Items from a dataset
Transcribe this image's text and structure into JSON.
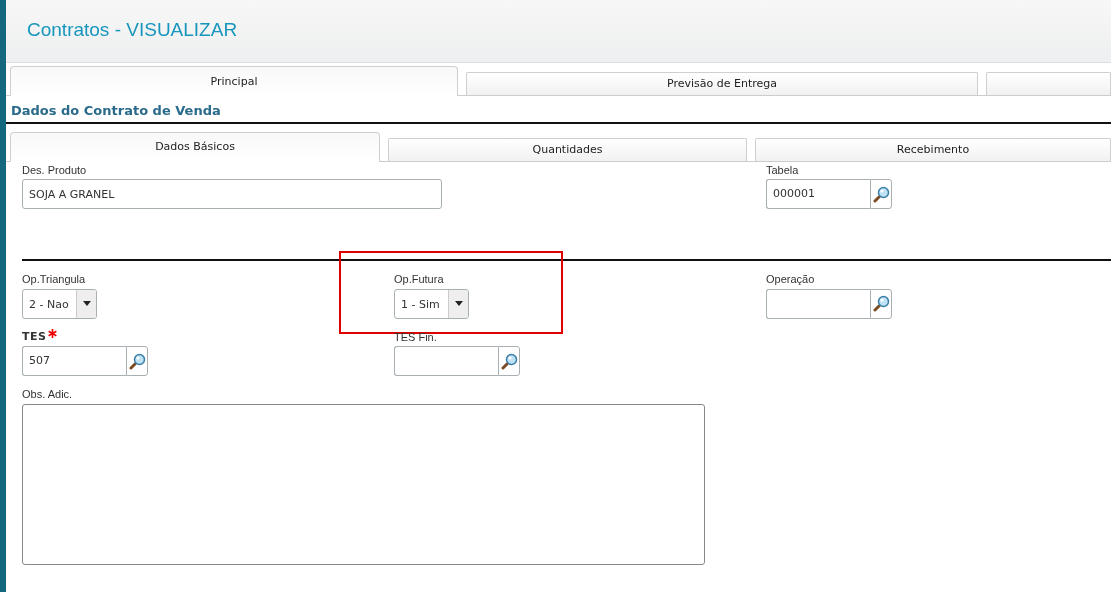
{
  "title": "Contratos - VISUALIZAR",
  "tabs": [
    {
      "label": "Principal",
      "selected": true
    },
    {
      "label": "Previsão de Entrega",
      "selected": false
    },
    {
      "selected": false
    }
  ],
  "section_title": "Dados do Contrato de Venda",
  "subtabs": [
    {
      "label": "Dados Básicos",
      "selected": true
    },
    {
      "label": "Quantidades",
      "selected": false
    },
    {
      "label": "Recebimento",
      "selected": false
    }
  ],
  "rows": [
    [
      {
        "kind": "text",
        "label": "Des. Produto",
        "value": "SOJA A GRANEL"
      },
      {
        "kind": "lookup",
        "label": "Tabela",
        "value": "000001"
      }
    ],
    [
      {
        "kind": "select",
        "label": "Op.Triangula",
        "value": "2 - Nao"
      },
      {
        "kind": "select",
        "label": "Op.Futura",
        "value": "1 - Sim",
        "highlighted": true
      },
      {
        "kind": "lookup",
        "label": "Operação"
      }
    ],
    [
      {
        "kind": "lookup",
        "label": "TES",
        "value": "507",
        "required": true
      },
      {
        "kind": "lookup",
        "label": "TES Fin."
      }
    ],
    [
      {
        "kind": "textarea",
        "label": "Obs. Adic."
      }
    ]
  ]
}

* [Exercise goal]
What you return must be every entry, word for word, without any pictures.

* [Final answer]
Transcribe this image's text and structure into JSON.
{
  "title": "Contratos - VISUALIZAR",
  "tabs": [
    {
      "label": "Principal",
      "selected": true
    },
    {
      "label": "Previsão de Entrega",
      "selected": false
    },
    {
      "selected": false
    }
  ],
  "section_title": "Dados do Contrato de Venda",
  "subtabs": [
    {
      "label": "Dados Básicos",
      "selected": true
    },
    {
      "label": "Quantidades",
      "selected": false
    },
    {
      "label": "Recebimento",
      "selected": false
    }
  ],
  "rows": [
    [
      {
        "kind": "text",
        "label": "Des. Produto",
        "value": "SOJA A GRANEL"
      },
      {
        "kind": "lookup",
        "label": "Tabela",
        "value": "000001"
      }
    ],
    [
      {
        "kind": "select",
        "label": "Op.Triangula",
        "value": "2 - Nao"
      },
      {
        "kind": "select",
        "label": "Op.Futura",
        "value": "1 - Sim",
        "highlighted": true
      },
      {
        "kind": "lookup",
        "label": "Operação"
      }
    ],
    [
      {
        "kind": "lookup",
        "label": "TES",
        "value": "507",
        "required": true
      },
      {
        "kind": "lookup",
        "label": "TES Fin."
      }
    ],
    [
      {
        "kind": "textarea",
        "label": "Obs. Adic."
      }
    ]
  ]
}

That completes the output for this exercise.